→ **Exercise**
What is needed here is a verbatim copy of the records that follow.

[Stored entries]
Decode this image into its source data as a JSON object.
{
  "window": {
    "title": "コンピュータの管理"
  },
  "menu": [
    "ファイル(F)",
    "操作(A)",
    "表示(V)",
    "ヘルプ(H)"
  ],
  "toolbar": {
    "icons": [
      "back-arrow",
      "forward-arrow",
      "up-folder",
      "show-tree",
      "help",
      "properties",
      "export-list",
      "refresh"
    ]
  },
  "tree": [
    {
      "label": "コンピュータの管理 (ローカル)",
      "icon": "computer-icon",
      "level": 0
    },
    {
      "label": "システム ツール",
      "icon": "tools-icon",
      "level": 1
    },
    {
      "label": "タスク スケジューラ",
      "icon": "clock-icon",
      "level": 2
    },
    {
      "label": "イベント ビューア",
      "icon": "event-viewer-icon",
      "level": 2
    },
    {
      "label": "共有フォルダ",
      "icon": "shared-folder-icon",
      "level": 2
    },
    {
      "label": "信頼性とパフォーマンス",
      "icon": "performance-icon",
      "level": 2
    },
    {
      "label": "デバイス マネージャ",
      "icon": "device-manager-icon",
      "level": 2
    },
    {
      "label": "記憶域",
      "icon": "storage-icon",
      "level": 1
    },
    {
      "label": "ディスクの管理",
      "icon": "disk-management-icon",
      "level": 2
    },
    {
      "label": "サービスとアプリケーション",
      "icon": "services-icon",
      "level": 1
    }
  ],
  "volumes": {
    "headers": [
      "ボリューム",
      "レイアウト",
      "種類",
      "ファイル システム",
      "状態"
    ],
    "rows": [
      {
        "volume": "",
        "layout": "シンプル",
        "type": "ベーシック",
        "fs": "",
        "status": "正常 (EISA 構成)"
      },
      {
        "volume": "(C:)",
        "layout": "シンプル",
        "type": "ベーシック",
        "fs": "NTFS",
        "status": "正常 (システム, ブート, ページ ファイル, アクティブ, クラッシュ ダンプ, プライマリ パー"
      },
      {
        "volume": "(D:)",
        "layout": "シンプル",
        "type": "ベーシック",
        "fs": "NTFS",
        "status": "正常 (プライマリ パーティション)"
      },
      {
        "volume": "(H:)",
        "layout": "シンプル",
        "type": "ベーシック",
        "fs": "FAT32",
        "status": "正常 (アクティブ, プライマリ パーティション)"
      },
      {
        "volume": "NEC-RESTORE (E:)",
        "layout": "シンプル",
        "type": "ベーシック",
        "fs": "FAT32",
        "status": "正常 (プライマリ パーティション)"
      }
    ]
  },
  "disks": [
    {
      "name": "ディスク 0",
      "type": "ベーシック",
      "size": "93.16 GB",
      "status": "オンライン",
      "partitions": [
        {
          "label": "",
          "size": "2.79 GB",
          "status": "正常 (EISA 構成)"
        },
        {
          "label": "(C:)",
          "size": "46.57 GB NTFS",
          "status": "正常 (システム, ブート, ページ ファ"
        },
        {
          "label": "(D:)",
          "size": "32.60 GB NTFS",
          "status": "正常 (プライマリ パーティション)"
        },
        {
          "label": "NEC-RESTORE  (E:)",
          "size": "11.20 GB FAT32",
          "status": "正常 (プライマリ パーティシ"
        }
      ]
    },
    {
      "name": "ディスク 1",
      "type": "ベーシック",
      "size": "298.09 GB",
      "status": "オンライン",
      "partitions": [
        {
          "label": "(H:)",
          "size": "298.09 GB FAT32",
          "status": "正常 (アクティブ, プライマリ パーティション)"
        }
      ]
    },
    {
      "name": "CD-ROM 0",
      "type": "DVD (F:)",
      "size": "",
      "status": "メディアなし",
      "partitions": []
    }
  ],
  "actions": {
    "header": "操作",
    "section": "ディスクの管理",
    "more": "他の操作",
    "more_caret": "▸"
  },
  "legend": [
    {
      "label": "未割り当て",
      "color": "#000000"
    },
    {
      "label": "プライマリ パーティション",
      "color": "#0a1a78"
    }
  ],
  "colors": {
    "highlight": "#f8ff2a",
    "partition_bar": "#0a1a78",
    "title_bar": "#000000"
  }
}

→ **Finished task**
Decode this image into its source data as a JSON object.
{
  "window": {
    "title": "コンピュータの管理"
  },
  "menu": [
    "ファイル(F)",
    "操作(A)",
    "表示(V)",
    "ヘルプ(H)"
  ],
  "toolbar": {
    "icons": [
      "back-arrow",
      "forward-arrow",
      "up-folder",
      "show-tree",
      "help",
      "properties",
      "export-list",
      "refresh"
    ]
  },
  "tree": [
    {
      "label": "コンピュータの管理 (ローカル)",
      "icon": "computer-icon",
      "level": 0
    },
    {
      "label": "システム ツール",
      "icon": "tools-icon",
      "level": 1
    },
    {
      "label": "タスク スケジューラ",
      "icon": "clock-icon",
      "level": 2
    },
    {
      "label": "イベント ビューア",
      "icon": "event-viewer-icon",
      "level": 2
    },
    {
      "label": "共有フォルダ",
      "icon": "shared-folder-icon",
      "level": 2
    },
    {
      "label": "信頼性とパフォーマンス",
      "icon": "performance-icon",
      "level": 2
    },
    {
      "label": "デバイス マネージャ",
      "icon": "device-manager-icon",
      "level": 2
    },
    {
      "label": "記憶域",
      "icon": "storage-icon",
      "level": 1
    },
    {
      "label": "ディスクの管理",
      "icon": "disk-management-icon",
      "level": 2
    },
    {
      "label": "サービスとアプリケーション",
      "icon": "services-icon",
      "level": 1
    }
  ],
  "volumes": {
    "headers": [
      "ボリューム",
      "レイアウト",
      "種類",
      "ファイル システム",
      "状態"
    ],
    "rows": [
      {
        "volume": "",
        "layout": "シンプル",
        "type": "ベーシック",
        "fs": "",
        "status": "正常 (EISA 構成)"
      },
      {
        "volume": "(C:)",
        "layout": "シンプル",
        "type": "ベーシック",
        "fs": "NTFS",
        "status": "正常 (システム, ブート, ページ ファイル, アクティブ, クラッシュ ダンプ, プライマリ パー"
      },
      {
        "volume": "(D:)",
        "layout": "シンプル",
        "type": "ベーシック",
        "fs": "NTFS",
        "status": "正常 (プライマリ パーティション)"
      },
      {
        "volume": "(H:)",
        "layout": "シンプル",
        "type": "ベーシック",
        "fs": "FAT32",
        "status": "正常 (アクティブ, プライマリ パーティション)"
      },
      {
        "volume": "NEC-RESTORE (E:)",
        "layout": "シンプル",
        "type": "ベーシック",
        "fs": "FAT32",
        "status": "正常 (プライマリ パーティション)"
      }
    ]
  },
  "disks": [
    {
      "name": "ディスク 0",
      "type": "ベーシック",
      "size": "93.16 GB",
      "status": "オンライン",
      "partitions": [
        {
          "label": "",
          "size": "2.79 GB",
          "status": "正常 (EISA 構成)"
        },
        {
          "label": "(C:)",
          "size": "46.57 GB NTFS",
          "status": "正常 (システム, ブート, ページ ファ"
        },
        {
          "label": "(D:)",
          "size": "32.60 GB NTFS",
          "status": "正常 (プライマリ パーティション)"
        },
        {
          "label": "NEC-RESTORE  (E:)",
          "size": "11.20 GB FAT32",
          "status": "正常 (プライマリ パーティシ"
        }
      ]
    },
    {
      "name": "ディスク 1",
      "type": "ベーシック",
      "size": "298.09 GB",
      "status": "オンライン",
      "partitions": [
        {
          "label": "(H:)",
          "size": "298.09 GB FAT32",
          "status": "正常 (アクティブ, プライマリ パーティション)"
        }
      ]
    },
    {
      "name": "CD-ROM 0",
      "type": "DVD (F:)",
      "size": "",
      "status": "メディアなし",
      "partitions": []
    }
  ],
  "actions": {
    "header": "操作",
    "section": "ディスクの管理",
    "more": "他の操作",
    "more_caret": "▸"
  },
  "legend": [
    {
      "label": "未割り当て",
      "color": "#000000"
    },
    {
      "label": "プライマリ パーティション",
      "color": "#0a1a78"
    }
  ],
  "colors": {
    "highlight": "#f8ff2a",
    "partition_bar": "#0a1a78",
    "title_bar": "#000000"
  }
}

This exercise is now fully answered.